  1. Ntozake Shange, for colored girls who have considered suicide / when the rainbow is enuf (New York: Scribner, 2010). [Return to text]
  2. Robin Bernstein, “Dances with Things: Material Culture and the Performance of Race,” Social Text 27.4 (2009): 67-94. [Return to text]
  3. Michael Awkward, Inspiriting Influences: Tradition, Revision, and Afro-American Women’s Novels (New York: Columbia UP, 1989), 1-2. [Return to text]
  4. Shange, for colored girls 2010: 17. [Return to text]
  5. Daphne Brooks, Jayna Brown, and I provide histories of the cakewalk dance that demonstrate how the dance’s deployment shifted the relationship between the performers and the space in which they performed and opened up new sites of performance for black dancers.

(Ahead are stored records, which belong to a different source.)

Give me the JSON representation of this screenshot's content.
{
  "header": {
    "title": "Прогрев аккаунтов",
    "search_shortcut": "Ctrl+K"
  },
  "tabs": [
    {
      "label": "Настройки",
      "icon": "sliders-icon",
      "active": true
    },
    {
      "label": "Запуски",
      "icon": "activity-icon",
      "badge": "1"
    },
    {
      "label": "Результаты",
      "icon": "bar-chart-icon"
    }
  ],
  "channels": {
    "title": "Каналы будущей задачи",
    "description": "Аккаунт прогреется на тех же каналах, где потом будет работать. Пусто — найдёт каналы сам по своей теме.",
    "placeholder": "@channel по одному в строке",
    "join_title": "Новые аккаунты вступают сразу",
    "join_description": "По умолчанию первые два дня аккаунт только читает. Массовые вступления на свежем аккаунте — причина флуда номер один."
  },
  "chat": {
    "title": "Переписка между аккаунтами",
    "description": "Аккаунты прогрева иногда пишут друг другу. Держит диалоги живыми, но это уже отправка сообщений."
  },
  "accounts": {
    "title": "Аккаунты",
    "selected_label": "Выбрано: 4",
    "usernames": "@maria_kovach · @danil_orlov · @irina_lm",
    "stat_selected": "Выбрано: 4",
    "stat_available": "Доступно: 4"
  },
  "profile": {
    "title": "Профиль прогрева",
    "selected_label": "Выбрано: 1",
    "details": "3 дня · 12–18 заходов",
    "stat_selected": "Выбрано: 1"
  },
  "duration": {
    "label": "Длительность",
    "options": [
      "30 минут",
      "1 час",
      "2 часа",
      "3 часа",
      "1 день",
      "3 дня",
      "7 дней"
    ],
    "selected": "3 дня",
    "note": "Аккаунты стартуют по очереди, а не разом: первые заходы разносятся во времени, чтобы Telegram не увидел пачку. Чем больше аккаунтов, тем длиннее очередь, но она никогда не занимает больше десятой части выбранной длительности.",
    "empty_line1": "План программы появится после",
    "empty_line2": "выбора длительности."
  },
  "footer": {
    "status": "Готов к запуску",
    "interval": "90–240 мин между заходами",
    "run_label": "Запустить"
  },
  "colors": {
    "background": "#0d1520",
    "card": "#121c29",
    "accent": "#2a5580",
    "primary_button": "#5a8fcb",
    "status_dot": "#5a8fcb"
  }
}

See Daphne Brooks, Bodies in Dissent: Spectacular Performances Freedom, 1850-1910 (Durham: Duke UP, 2006) ch. 4; Jayna Brown, Babylon Girls: Black Women Performers and the Shaping of the Modern (Durham: Duke UP, 2008) ch.4; and Soyica Diggs Colbert, The African American Theatrical Body: Reception, Performance and the Stage (Cambridge: Cambridge UP, 2011) ch. 3. [Return to text]
  6. Farah Jasmine Griffin, “When Malindy Sings: A Meditation on Black Women’s Vocality,” Uptown Conversation: The New Jazz Studies eds. Robert G. O’Meally, Brent Hayes Edwards, and Farah Jasmine Griffin (New York: Columbia UP, 2004) 102-125, 104. [Return to text]
  7. A similar expression of intimacy occurred in the regulatory responses to Janet Jackson’s “wardrobe malfunction” at the 2004 Super Bowl halftime show. For a cogent reading of the media response to Jackson’s exposed breast see chapter three of Nicole Fleetwood’s Troubling Vision: Performance, Visuality and Blackness (Chicago: U of Chicago P, 2011). [Return to text]
  8. Griffin, “When Malindy Sings,” 104. [Return to text]
  9. Lauren Berlant, Cruel Optimism (Durham: Duke UP, 2011) 2. [Return to text]